Going through the data, count each line that has the word "sidebar". Reply with the total and nothing more.

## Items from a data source
%%
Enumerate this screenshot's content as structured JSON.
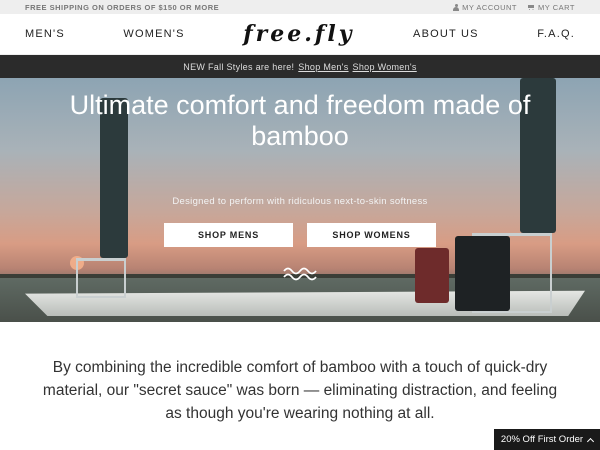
{
  "topbar": {
    "shipping_text": "FREE SHIPPING ON ORDERS OF $150 OR MORE",
    "account_label": "MY ACCOUNT",
    "cart_label": "MY CART"
  },
  "nav": {
    "mens": "MEN'S",
    "womens": "WOMEN'S",
    "logo_text": "free.fly",
    "about": "ABOUT US",
    "faq": "F.A.Q."
  },
  "announcement": {
    "text": "NEW Fall Styles are here!",
    "mens_link": "Shop Men's",
    "womens_link": "Shop Women's"
  },
  "hero": {
    "headline": "Ultimate comfort and freedom made of bamboo",
    "subheadline": "Designed to perform with ridiculous next-to-skin softness",
    "shop_mens": "SHOP MENS",
    "shop_womens": "SHOP WOMENS"
  },
  "body": {
    "copy": "By combining the incredible comfort of bamboo with a touch of quick-dry material, our \"secret sauce\" was born — eliminating distraction, and feeling as though you're wearing nothing at all."
  },
  "promo": {
    "label": "20% Off First Order"
  }
}
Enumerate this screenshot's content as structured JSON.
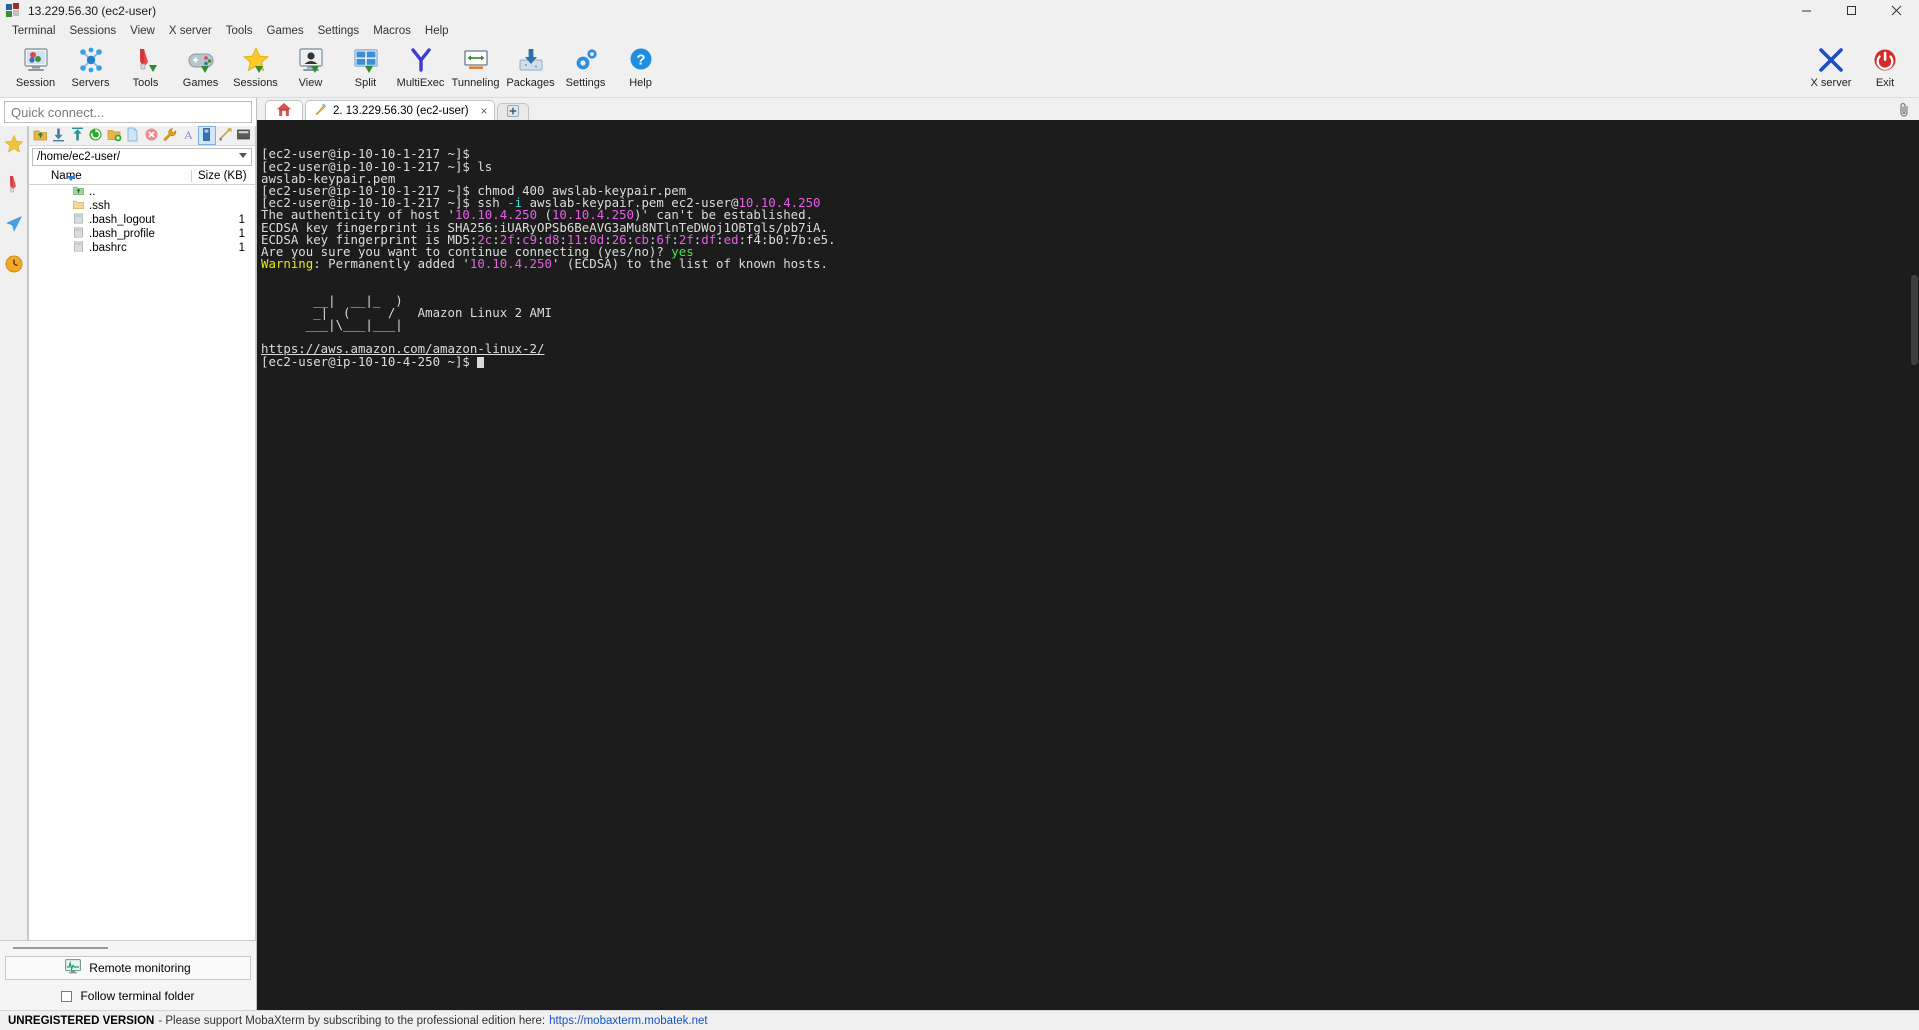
{
  "window": {
    "title": "13.229.56.30 (ec2-user)",
    "icon": "mobaxterm-logo-icon",
    "buttons": {
      "minimize": "–",
      "maximize": "□",
      "close": "×"
    }
  },
  "menubar": {
    "items": [
      "Terminal",
      "Sessions",
      "View",
      "X server",
      "Tools",
      "Games",
      "Settings",
      "Macros",
      "Help"
    ]
  },
  "toolbar": {
    "items": [
      {
        "label": "Session",
        "icon": "session-icon"
      },
      {
        "label": "Servers",
        "icon": "servers-icon"
      },
      {
        "label": "Tools",
        "icon": "tools-icon"
      },
      {
        "label": "Games",
        "icon": "games-gamepad-icon"
      },
      {
        "label": "Sessions",
        "icon": "sessions-star-icon"
      },
      {
        "label": "View",
        "icon": "view-monitor-icon"
      },
      {
        "label": "Split",
        "icon": "split-icon"
      },
      {
        "label": "MultiExec",
        "icon": "multiexec-icon"
      },
      {
        "label": "Tunneling",
        "icon": "tunneling-icon"
      },
      {
        "label": "Packages",
        "icon": "packages-download-icon"
      },
      {
        "label": "Settings",
        "icon": "settings-gear-icon"
      },
      {
        "label": "Help",
        "icon": "help-question-icon"
      }
    ],
    "right_items": [
      {
        "label": "X server",
        "icon": "x-server-icon"
      },
      {
        "label": "Exit",
        "icon": "exit-power-icon"
      }
    ]
  },
  "sidebar": {
    "quick_connect_placeholder": "Quick connect...",
    "side_tabs": [
      {
        "name": "sidebar-tab-sessions",
        "icon": "star-icon"
      },
      {
        "name": "sidebar-tab-tools",
        "icon": "swiss-knife-icon"
      },
      {
        "name": "sidebar-tab-macros",
        "icon": "paper-plane-icon"
      },
      {
        "name": "sidebar-tab-sftp",
        "icon": "clock-icon"
      }
    ],
    "sftp_toolbar": [
      {
        "name": "sftp-parent-folder-button",
        "icon": "up-folder-icon"
      },
      {
        "name": "sftp-download-button",
        "icon": "download-icon"
      },
      {
        "name": "sftp-upload-button",
        "icon": "upload-icon"
      },
      {
        "name": "sftp-refresh-button",
        "icon": "refresh-icon"
      },
      {
        "name": "sftp-new-folder-button",
        "icon": "new-folder-icon"
      },
      {
        "name": "sftp-new-file-button",
        "icon": "new-file-icon"
      },
      {
        "name": "sftp-delete-button",
        "icon": "delete-icon"
      },
      {
        "name": "sftp-permissions-button",
        "icon": "wrench-icon"
      },
      {
        "name": "sftp-text-mode-button",
        "icon": "font-a-icon"
      },
      {
        "name": "sftp-binary-mode-button",
        "icon": "binary-icon"
      },
      {
        "name": "sftp-compare-button",
        "icon": "compare-icon"
      },
      {
        "name": "sftp-terminal-button",
        "icon": "terminal-icon"
      }
    ],
    "path": "/home/ec2-user/",
    "columns": {
      "name": "Name",
      "size": "Size (KB)"
    },
    "files": [
      {
        "name": "..",
        "size": "",
        "icon": "parent-folder-icon"
      },
      {
        "name": ".ssh",
        "size": "",
        "icon": "folder-icon"
      },
      {
        "name": ".bash_logout",
        "size": "1",
        "icon": "file-icon"
      },
      {
        "name": ".bash_profile",
        "size": "1",
        "icon": "file-icon"
      },
      {
        "name": ".bashrc",
        "size": "1",
        "icon": "file-icon"
      }
    ],
    "remote_monitoring": "Remote monitoring",
    "follow_terminal_folder": "Follow terminal folder",
    "follow_terminal_folder_checked": false
  },
  "tabs": {
    "home_icon": "home-icon",
    "items": [
      {
        "label": "2. 13.229.56.30 (ec2-user)",
        "icon": "ssh-tab-icon",
        "close": "×",
        "active": true
      }
    ],
    "new_tab": "+",
    "clip_icon": "paperclip-icon"
  },
  "terminal": {
    "lines": [
      [
        {
          "t": "[ec2-user@ip-10-10-1-217 ~]$ ",
          "c": "def"
        }
      ],
      [
        {
          "t": "[ec2-user@ip-10-10-1-217 ~]$ ls",
          "c": "def"
        }
      ],
      [
        {
          "t": "awslab-keypair.pem",
          "c": "def"
        }
      ],
      [
        {
          "t": "[ec2-user@ip-10-10-1-217 ~]$ chmod 400 awslab-keypair.pem",
          "c": "def"
        }
      ],
      [
        {
          "t": "[ec2-user@ip-10-10-1-217 ~]$ ssh ",
          "c": "def"
        },
        {
          "t": "-i",
          "c": "cyan"
        },
        {
          "t": " awslab-keypair.pem ec2-user@",
          "c": "def"
        },
        {
          "t": "10.10.4.250",
          "c": "magenta"
        }
      ],
      [
        {
          "t": "The authenticity of host '",
          "c": "def"
        },
        {
          "t": "10.10.4.250",
          "c": "magenta"
        },
        {
          "t": " (",
          "c": "def"
        },
        {
          "t": "10.10.4.250",
          "c": "magenta"
        },
        {
          "t": ")' can't be established.",
          "c": "def"
        }
      ],
      [
        {
          "t": "ECDSA key fingerprint is SHA256:iUARyOPSb6BeAVG3aMu8NTlnTeDWoj1OBTgls/pb7iA.",
          "c": "def"
        }
      ],
      [
        {
          "t": "ECDSA key fingerprint is MD5:",
          "c": "def"
        },
        {
          "t": "2c",
          "c": "magenta"
        },
        {
          "t": ":",
          "c": "def"
        },
        {
          "t": "2f",
          "c": "magenta"
        },
        {
          "t": ":",
          "c": "def"
        },
        {
          "t": "c9",
          "c": "magenta"
        },
        {
          "t": ":",
          "c": "def"
        },
        {
          "t": "d8",
          "c": "magenta"
        },
        {
          "t": ":",
          "c": "def"
        },
        {
          "t": "11",
          "c": "magenta"
        },
        {
          "t": ":",
          "c": "def"
        },
        {
          "t": "0d",
          "c": "magenta"
        },
        {
          "t": ":",
          "c": "def"
        },
        {
          "t": "26",
          "c": "magenta"
        },
        {
          "t": ":",
          "c": "def"
        },
        {
          "t": "cb",
          "c": "magenta"
        },
        {
          "t": ":",
          "c": "def"
        },
        {
          "t": "6f",
          "c": "magenta"
        },
        {
          "t": ":",
          "c": "def"
        },
        {
          "t": "2f",
          "c": "magenta"
        },
        {
          "t": ":",
          "c": "def"
        },
        {
          "t": "df",
          "c": "magenta"
        },
        {
          "t": ":",
          "c": "def"
        },
        {
          "t": "ed",
          "c": "magenta"
        },
        {
          "t": ":f4:b0:7b:e5.",
          "c": "def"
        }
      ],
      [
        {
          "t": "Are you sure you want to continue connecting (yes/no)? ",
          "c": "def"
        },
        {
          "t": "yes",
          "c": "green"
        }
      ],
      [
        {
          "t": "Warning",
          "c": "yellow"
        },
        {
          "t": ": Permanently added '",
          "c": "def"
        },
        {
          "t": "10.10.4.250",
          "c": "magenta"
        },
        {
          "t": "' (ECDSA) to the list of known hosts.",
          "c": "def"
        }
      ],
      [
        {
          "t": "",
          "c": "def"
        }
      ],
      [
        {
          "t": "",
          "c": "def"
        }
      ],
      [
        {
          "t": "       __|  __|_  )",
          "c": "def"
        }
      ],
      [
        {
          "t": "       _|  (     /   Amazon Linux 2 AMI",
          "c": "def"
        }
      ],
      [
        {
          "t": "      ___|\\___|___|",
          "c": "def"
        }
      ],
      [
        {
          "t": "",
          "c": "def"
        }
      ],
      [
        {
          "t": "https://aws.amazon.com/amazon-linux-2/",
          "c": "link"
        }
      ],
      [
        {
          "t": "[ec2-user@ip-10-10-4-250 ~]$ ",
          "c": "def"
        },
        {
          "t": "█",
          "c": "cursor"
        }
      ]
    ]
  },
  "statusbar": {
    "unregistered": "UNREGISTERED VERSION",
    "message": "- Please support MobaXterm by subscribing to the professional edition here:",
    "link": "https://mobaxterm.mobatek.net"
  },
  "colors": {
    "terminal_bg": "#1c1c1c",
    "terminal_fg": "#dcdcdc",
    "magenta": "#e65fe6",
    "green": "#4ee44e",
    "cyan": "#3fd8d8",
    "yellow": "#e8e80f",
    "chrome_bg": "#f0f0f0",
    "link": "#1155cc"
  }
}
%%
## WRITTEN ANSWER
5